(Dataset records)
[Start of section]

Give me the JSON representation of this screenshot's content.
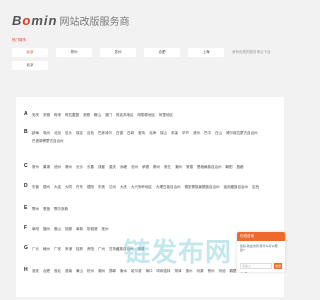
{
  "header": {
    "brand_prefix": "B",
    "brand_accent": "o",
    "brand_suffix": "min",
    "site_name": "网站改版服务商"
  },
  "hot": {
    "title": "热门城市",
    "row1": [
      "北京",
      "郑州",
      "苏州",
      "合肥",
      "上海"
    ],
    "row2": [
      "北京"
    ],
    "note": "我有优质的服务请点下此"
  },
  "letters": [
    {
      "letter": "A",
      "cities": [
        "安庆",
        "安徽",
        "阿坝",
        "阿拉善盟",
        "安顺",
        "鞍山",
        "澳门",
        "阿克苏地区",
        "阿勒泰地区",
        "阿里地区"
      ]
    },
    {
      "letter": "B",
      "cities": [
        "蚌埠",
        "亳州",
        "北京",
        "包头",
        "保定",
        "百色",
        "巴彦淖尔",
        "白银",
        "白城",
        "宝鸡",
        "北海",
        "保山",
        "本溪",
        "毕节",
        "滨州",
        "巴中",
        "白山",
        "博尔塔拉蒙古自治州",
        "巴音郭楞蒙古自治州"
      ]
    },
    {
      "letter": "C",
      "cities": [
        "常州",
        "巢湖",
        "池州",
        "滁州",
        "长沙",
        "长春",
        "成都",
        "重庆",
        "赤峰",
        "沧州",
        "承德",
        "郴州",
        "崇左",
        "潮州",
        "常德",
        "楚雄彝族自治州",
        "朝阳",
        "昌都"
      ]
    },
    {
      "letter": "D",
      "cities": [
        "东营",
        "德州",
        "大连",
        "大同",
        "丹东",
        "德阳",
        "东莞",
        "达州",
        "大庆",
        "大兴安岭地区",
        "大理白族自治州",
        "德宏傣族景颇族自治州",
        "迪庆藏族自治州",
        "定西"
      ]
    },
    {
      "letter": "E",
      "cities": [
        "鄂州",
        "恩施",
        "鄂尔多斯"
      ]
    },
    {
      "letter": "F",
      "cities": [
        "阜阳",
        "福州",
        "佛山",
        "抚顺",
        "阜新",
        "防城港",
        "抚州"
      ]
    },
    {
      "letter": "G",
      "cities": [
        "广元",
        "赣州",
        "广安",
        "贵港",
        "桂林",
        "贵阳",
        "广州",
        "甘孜藏族自治州",
        "固原"
      ]
    },
    {
      "letter": "H",
      "cities": [
        "淮安",
        "合肥",
        "淮北",
        "淮南",
        "黄山",
        "杭州",
        "湖州",
        "邯郸",
        "衡水",
        "哈尔滨",
        "海口",
        "呼和浩特",
        "菏泽",
        "惠州",
        "河源",
        "贺州",
        "河池",
        "鹤壁",
        "黄石"
      ]
    }
  ],
  "chat": {
    "header": "在线咨询",
    "body": "您好,欢迎访问,有什么可以帮您?",
    "placeholder": "请输入",
    "send": "发送"
  },
  "watermark": "链发布网"
}
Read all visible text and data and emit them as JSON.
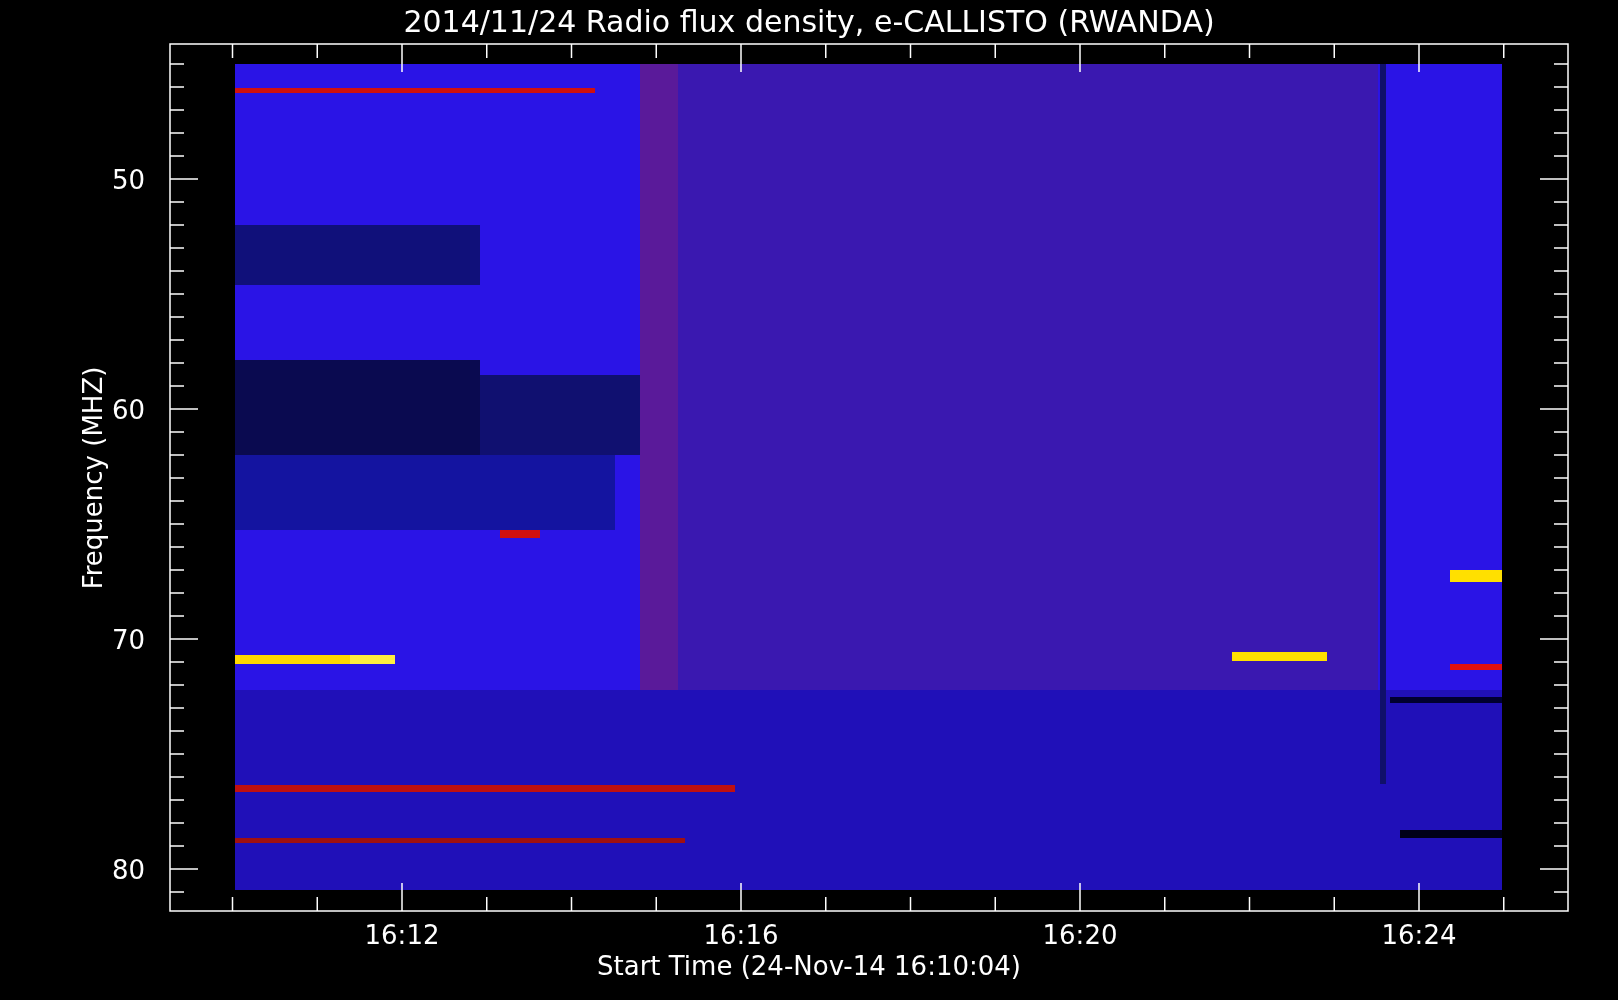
{
  "title": "2014/11/24  Radio flux density, e-CALLISTO (RWANDA)",
  "y_axis": {
    "label": "Frequency (MHZ)",
    "ticks": [
      "50",
      "60",
      "70",
      "80"
    ]
  },
  "x_axis": {
    "label": "Start Time (24-Nov-14 16:10:04)",
    "ticks": [
      "16:12",
      "16:16",
      "16:20",
      "16:24"
    ]
  }
}
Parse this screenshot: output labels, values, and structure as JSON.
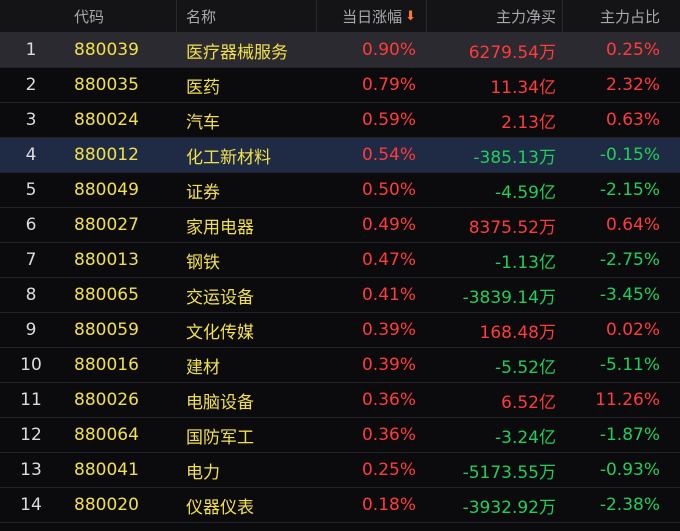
{
  "header": {
    "code": "代码",
    "name": "名称",
    "change": "当日涨幅",
    "sort_arrow": "⬇",
    "net_buy": "主力净买",
    "ratio": "主力占比"
  },
  "colors": {
    "up": "#ff3b3b",
    "down": "#1fcf5a",
    "code_name": "#f2e04a"
  },
  "rows": [
    {
      "idx": "1",
      "code": "880039",
      "name": "医疗器械服务",
      "change": "0.90%",
      "net": "6279.54万",
      "ratio": "0.25%",
      "dir": "up"
    },
    {
      "idx": "2",
      "code": "880035",
      "name": "医药",
      "change": "0.79%",
      "net": "11.34亿",
      "ratio": "2.32%",
      "dir": "up"
    },
    {
      "idx": "3",
      "code": "880024",
      "name": "汽车",
      "change": "0.59%",
      "net": "2.13亿",
      "ratio": "0.63%",
      "dir": "up"
    },
    {
      "idx": "4",
      "code": "880012",
      "name": "化工新材料",
      "change": "0.54%",
      "net": "-385.13万",
      "ratio": "-0.15%",
      "dir": "down"
    },
    {
      "idx": "5",
      "code": "880049",
      "name": "证券",
      "change": "0.50%",
      "net": "-4.59亿",
      "ratio": "-2.15%",
      "dir": "down"
    },
    {
      "idx": "6",
      "code": "880027",
      "name": "家用电器",
      "change": "0.49%",
      "net": "8375.52万",
      "ratio": "0.64%",
      "dir": "up"
    },
    {
      "idx": "7",
      "code": "880013",
      "name": "钢铁",
      "change": "0.47%",
      "net": "-1.13亿",
      "ratio": "-2.75%",
      "dir": "down"
    },
    {
      "idx": "8",
      "code": "880065",
      "name": "交运设备",
      "change": "0.41%",
      "net": "-3839.14万",
      "ratio": "-3.45%",
      "dir": "down"
    },
    {
      "idx": "9",
      "code": "880059",
      "name": "文化传媒",
      "change": "0.39%",
      "net": "168.48万",
      "ratio": "0.02%",
      "dir": "up"
    },
    {
      "idx": "10",
      "code": "880016",
      "name": "建材",
      "change": "0.39%",
      "net": "-5.52亿",
      "ratio": "-5.11%",
      "dir": "down"
    },
    {
      "idx": "11",
      "code": "880026",
      "name": "电脑设备",
      "change": "0.36%",
      "net": "6.52亿",
      "ratio": "11.26%",
      "dir": "up"
    },
    {
      "idx": "12",
      "code": "880064",
      "name": "国防军工",
      "change": "0.36%",
      "net": "-3.24亿",
      "ratio": "-1.87%",
      "dir": "down"
    },
    {
      "idx": "13",
      "code": "880041",
      "name": "电力",
      "change": "0.25%",
      "net": "-5173.55万",
      "ratio": "-0.93%",
      "dir": "down"
    },
    {
      "idx": "14",
      "code": "880020",
      "name": "仪器仪表",
      "change": "0.18%",
      "net": "-3932.92万",
      "ratio": "-2.38%",
      "dir": "down"
    }
  ]
}
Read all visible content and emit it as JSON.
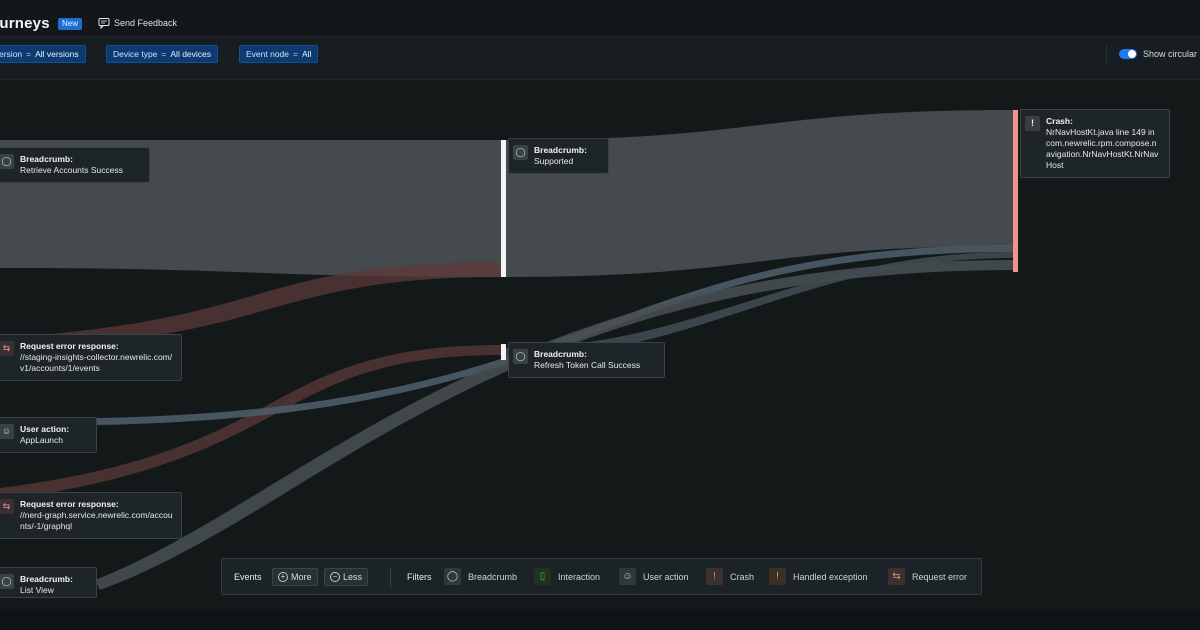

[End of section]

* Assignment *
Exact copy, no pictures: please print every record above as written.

* Written answer *
Give me the JSON representation of this screenshot's content.
{
  "header": {
    "brand_prefix": "B",
    "brand_accent": "o",
    "brand_suffix": "min",
    "site_name": "网站改版服务商"
  },
  "hot": {
    "title": "热门城市",
    "row1": [
      "北京",
      "郑州",
      "苏州",
      "合肥",
      "上海"
    ],
    "row2": [
      "北京"
    ],
    "note": "我有优质的服务请点下此"
  },
  "letters": [
    {
      "letter": "A",
      "cities": [
        "安庆",
        "安徽",
        "阿坝",
        "阿拉善盟",
        "安顺",
        "鞍山",
        "澳门",
        "阿克苏地区",
        "阿勒泰地区",
        "阿里地区"
      ]
    },
    {
      "letter": "B",
      "cities": [
        "蚌埠",
        "亳州",
        "北京",
        "包头",
        "保定",
        "百色",
        "巴彦淖尔",
        "白银",
        "白城",
        "宝鸡",
        "北海",
        "保山",
        "本溪",
        "毕节",
        "滨州",
        "巴中",
        "白山",
        "博尔塔拉蒙古自治州",
        "巴音郭楞蒙古自治州"
      ]
    },
    {
      "letter": "C",
      "cities": [
        "常州",
        "巢湖",
        "池州",
        "滁州",
        "长沙",
        "长春",
        "成都",
        "重庆",
        "赤峰",
        "沧州",
        "承德",
        "郴州",
        "崇左",
        "潮州",
        "常德",
        "楚雄彝族自治州",
        "朝阳",
        "昌都"
      ]
    },
    {
      "letter": "D",
      "cities": [
        "东营",
        "德州",
        "大连",
        "大同",
        "丹东",
        "德阳",
        "东莞",
        "达州",
        "大庆",
        "大兴安岭地区",
        "大理白族自治州",
        "德宏傣族景颇族自治州",
        "迪庆藏族自治州",
        "定西"
      ]
    },
    {
      "letter": "E",
      "cities": [
        "鄂州",
        "恩施",
        "鄂尔多斯"
      ]
    },
    {
      "letter": "F",
      "cities": [
        "阜阳",
        "福州",
        "佛山",
        "抚顺",
        "阜新",
        "防城港",
        "抚州"
      ]
    },
    {
      "letter": "G",
      "cities": [
        "广元",
        "赣州",
        "广安",
        "贵港",
        "桂林",
        "贵阳",
        "广州",
        "甘孜藏族自治州",
        "固原"
      ]
    },
    {
      "letter": "H",
      "cities": [
        "淮安",
        "合肥",
        "淮北",
        "淮南",
        "黄山",
        "杭州",
        "湖州",
        "邯郸",
        "衡水",
        "哈尔滨",
        "海口",
        "呼和浩特",
        "菏泽",
        "惠州",
        "河源",
        "贺州",
        "河池",
        "鹤壁",
        "黄石"
      ]
    }
  ],
  "chat": {
    "header": "在线咨询",
    "body": "您好,欢迎访问,有什么可以帮您?",
    "placeholder": "请输入",
    "send": "发送"
  },
  "watermark": "链发布网"
}
Read all visible text and data and emit them as JSON.
{
  "title": "2014/11/24  Radio flux density, e-CALLISTO (RWANDA)",
  "y_axis": {
    "label": "Frequency (MHZ)",
    "ticks": [
      "50",
      "60",
      "70",
      "80"
    ]
  },
  "x_axis": {
    "label": "Start Time (24-Nov-14 16:10:04)",
    "ticks": [
      "16:12",
      "16:16",
      "16:20",
      "16:24"
    ]
  }
}
Parse this screenshot: output labels, values, and structure as JSON.
{
  "header": {
    "code": "代码",
    "name": "名称",
    "change": "当日涨幅",
    "sort_arrow": "⬇",
    "net_buy": "主力净买",
    "ratio": "主力占比"
  },
  "colors": {
    "up": "#ff3b3b",
    "down": "#1fcf5a",
    "code_name": "#f2e04a"
  },
  "rows": [
    {
      "idx": "1",
      "code": "880039",
      "name": "医疗器械服务",
      "change": "0.90%",
      "net": "6279.54万",
      "ratio": "0.25%",
      "dir": "up"
    },
    {
      "idx": "2",
      "code": "880035",
      "name": "医药",
      "change": "0.79%",
      "net": "11.34亿",
      "ratio": "2.32%",
      "dir": "up"
    },
    {
      "idx": "3",
      "code": "880024",
      "name": "汽车",
      "change": "0.59%",
      "net": "2.13亿",
      "ratio": "0.63%",
      "dir": "up"
    },
    {
      "idx": "4",
      "code": "880012",
      "name": "化工新材料",
      "change": "0.54%",
      "net": "-385.13万",
      "ratio": "-0.15%",
      "dir": "down"
    },
    {
      "idx": "5",
      "code": "880049",
      "name": "证券",
      "change": "0.50%",
      "net": "-4.59亿",
      "ratio": "-2.15%",
      "dir": "down"
    },
    {
      "idx": "6",
      "code": "880027",
      "name": "家用电器",
      "change": "0.49%",
      "net": "8375.52万",
      "ratio": "0.64%",
      "dir": "up"
    },
    {
      "idx": "7",
      "code": "880013",
      "name": "钢铁",
      "change": "0.47%",
      "net": "-1.13亿",
      "ratio": "-2.75%",
      "dir": "down"
    },
    {
      "idx": "8",
      "code": "880065",
      "name": "交运设备",
      "change": "0.41%",
      "net": "-3839.14万",
      "ratio": "-3.45%",
      "dir": "down"
    },
    {
      "idx": "9",
      "code": "880059",
      "name": "文化传媒",
      "change": "0.39%",
      "net": "168.48万",
      "ratio": "0.02%",
      "dir": "up"
    },
    {
      "idx": "10",
      "code": "880016",
      "name": "建材",
      "change": "0.39%",
      "net": "-5.52亿",
      "ratio": "-5.11%",
      "dir": "down"
    },
    {
      "idx": "11",
      "code": "880026",
      "name": "电脑设备",
      "change": "0.36%",
      "net": "6.52亿",
      "ratio": "11.26%",
      "dir": "up"
    },
    {
      "idx": "12",
      "code": "880064",
      "name": "国防军工",
      "change": "0.36%",
      "net": "-3.24亿",
      "ratio": "-1.87%",
      "dir": "down"
    },
    {
      "idx": "13",
      "code": "880041",
      "name": "电力",
      "change": "0.25%",
      "net": "-5173.55万",
      "ratio": "-0.93%",
      "dir": "down"
    },
    {
      "idx": "14",
      "code": "880020",
      "name": "仪器仪表",
      "change": "0.18%",
      "net": "-3932.92万",
      "ratio": "-2.38%",
      "dir": "down"
    }
  ]
}
Read all visible content and emit it as JSON.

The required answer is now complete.